I recently asked friends on social media what they’d most like to know about writing—the most popular response had to do with writing a book. How do you start? What do you do when you’ve finished? Since we’re heading into NaNoWriMo (National Novel Writing Month), the beginning seems like a very good place to start. … Continue reading So You Want to Write a Novel?
By Annette Lyon Imagine that you’re reading an Agatha Christie novel. In the last chapter, Poirot calls the cops, tells them who committed the murder, and goes on his way, saying that of course everyone knows why Jeremy Jones is the one being carted off to jail. After your confusion clears, you’d probably hurl the … Continue reading The Art of Dropping Breadcrumbs
Diving into a new year and plowing through another dark, cold winter, I know that I need a little inspiration. I'm guessing other writers could too. With that in mind, here are five of the best pieces of writing advice I've ever received. 1) Write regularly. As Billy Crystal said in Throw Mama from the Train (and, … Continue reading The Best Writing Advice
If you've been writing for very long at all, you know that one of the critical tools in any writer's arsenal is good readers. Sometimes these readers may come in the form of a critique group (sometimes called alpha readers) who read the story in progress. Often, they come in the form of beta readers--other … Continue reading Six (Sets of) Questions to Ask as a Beta Reader
Hello writers! Nice to see you again!During November I did NaNoWriMo, (National Novel Writing Month), as I have for the last four years. But something different happened this time.See, as I draft, I'm usually also leaving notes for myself. My first write-through is ridiculously messy. Brackets all over the place, bits of outline here and … Continue reading Writers, Keep Your Promises
One of your favorite writers puts out a call for beta readers. You're in the middle of revisions, but apply anyway because one time chance!The next day, you come down with the flu, making it difficult to spend any time looking at a computer screen for either revisions or reading.One of your writer friends offers … Continue reading How To Say No

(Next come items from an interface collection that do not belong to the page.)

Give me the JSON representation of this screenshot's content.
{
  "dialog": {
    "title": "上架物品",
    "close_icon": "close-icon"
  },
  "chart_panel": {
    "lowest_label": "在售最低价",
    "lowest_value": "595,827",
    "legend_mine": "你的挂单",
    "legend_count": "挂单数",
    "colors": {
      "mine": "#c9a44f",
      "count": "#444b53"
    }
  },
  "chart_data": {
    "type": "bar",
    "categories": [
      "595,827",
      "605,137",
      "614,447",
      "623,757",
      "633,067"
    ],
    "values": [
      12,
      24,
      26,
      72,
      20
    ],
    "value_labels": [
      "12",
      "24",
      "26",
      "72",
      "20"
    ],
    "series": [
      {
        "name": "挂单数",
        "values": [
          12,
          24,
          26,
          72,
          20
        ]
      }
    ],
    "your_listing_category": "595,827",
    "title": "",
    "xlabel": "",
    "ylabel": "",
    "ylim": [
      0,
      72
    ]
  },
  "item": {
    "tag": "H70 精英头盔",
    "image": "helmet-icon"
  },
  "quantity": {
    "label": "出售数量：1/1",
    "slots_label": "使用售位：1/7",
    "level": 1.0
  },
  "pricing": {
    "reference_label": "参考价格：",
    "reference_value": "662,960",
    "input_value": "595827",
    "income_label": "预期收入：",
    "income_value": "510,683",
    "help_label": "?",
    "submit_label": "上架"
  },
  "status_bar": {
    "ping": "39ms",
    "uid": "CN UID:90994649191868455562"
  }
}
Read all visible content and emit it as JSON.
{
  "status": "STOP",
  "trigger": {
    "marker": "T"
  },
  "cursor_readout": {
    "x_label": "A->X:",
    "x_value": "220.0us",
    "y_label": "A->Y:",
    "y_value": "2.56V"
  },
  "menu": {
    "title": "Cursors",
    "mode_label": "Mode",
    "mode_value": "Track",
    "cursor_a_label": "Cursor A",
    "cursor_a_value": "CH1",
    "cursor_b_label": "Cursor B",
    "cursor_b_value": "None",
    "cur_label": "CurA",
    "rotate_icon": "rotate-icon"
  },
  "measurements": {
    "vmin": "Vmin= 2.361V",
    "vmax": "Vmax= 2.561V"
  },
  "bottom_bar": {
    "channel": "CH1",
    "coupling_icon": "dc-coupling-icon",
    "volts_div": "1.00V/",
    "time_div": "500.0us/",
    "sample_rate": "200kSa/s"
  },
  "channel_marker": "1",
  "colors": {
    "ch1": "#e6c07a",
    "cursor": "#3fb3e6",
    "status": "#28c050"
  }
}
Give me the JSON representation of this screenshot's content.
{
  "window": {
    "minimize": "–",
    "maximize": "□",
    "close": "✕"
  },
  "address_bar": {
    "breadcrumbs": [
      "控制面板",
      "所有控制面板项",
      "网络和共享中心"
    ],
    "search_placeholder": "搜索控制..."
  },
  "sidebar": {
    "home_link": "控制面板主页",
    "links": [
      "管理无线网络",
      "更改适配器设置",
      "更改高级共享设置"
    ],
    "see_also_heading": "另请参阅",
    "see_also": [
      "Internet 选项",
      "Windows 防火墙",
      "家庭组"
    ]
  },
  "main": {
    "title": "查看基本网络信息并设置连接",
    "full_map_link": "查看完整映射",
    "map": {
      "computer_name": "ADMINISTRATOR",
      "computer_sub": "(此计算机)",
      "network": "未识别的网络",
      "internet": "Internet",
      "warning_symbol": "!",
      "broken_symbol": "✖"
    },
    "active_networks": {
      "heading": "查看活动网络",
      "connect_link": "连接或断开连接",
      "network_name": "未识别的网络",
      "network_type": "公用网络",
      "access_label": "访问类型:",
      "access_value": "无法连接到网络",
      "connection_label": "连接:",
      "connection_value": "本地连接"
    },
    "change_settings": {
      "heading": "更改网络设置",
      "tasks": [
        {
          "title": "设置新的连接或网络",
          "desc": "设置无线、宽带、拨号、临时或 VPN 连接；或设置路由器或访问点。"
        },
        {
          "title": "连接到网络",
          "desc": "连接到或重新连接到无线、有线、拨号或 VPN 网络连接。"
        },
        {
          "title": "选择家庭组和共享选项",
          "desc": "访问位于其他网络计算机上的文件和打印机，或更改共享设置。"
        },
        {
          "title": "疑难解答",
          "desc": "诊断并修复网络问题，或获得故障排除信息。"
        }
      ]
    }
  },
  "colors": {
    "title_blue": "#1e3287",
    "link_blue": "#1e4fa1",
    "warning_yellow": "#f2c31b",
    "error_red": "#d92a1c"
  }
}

One of the biggest differences I see between work that is tightly paced and well-plotted and work that is not, is nothing in the story—it’s a tool that is entirely outside of the story that often makes or breaks it: beta readers.When someone else’s book isn’t working for me, the most frequent thought I have … Continue reading Beta Readers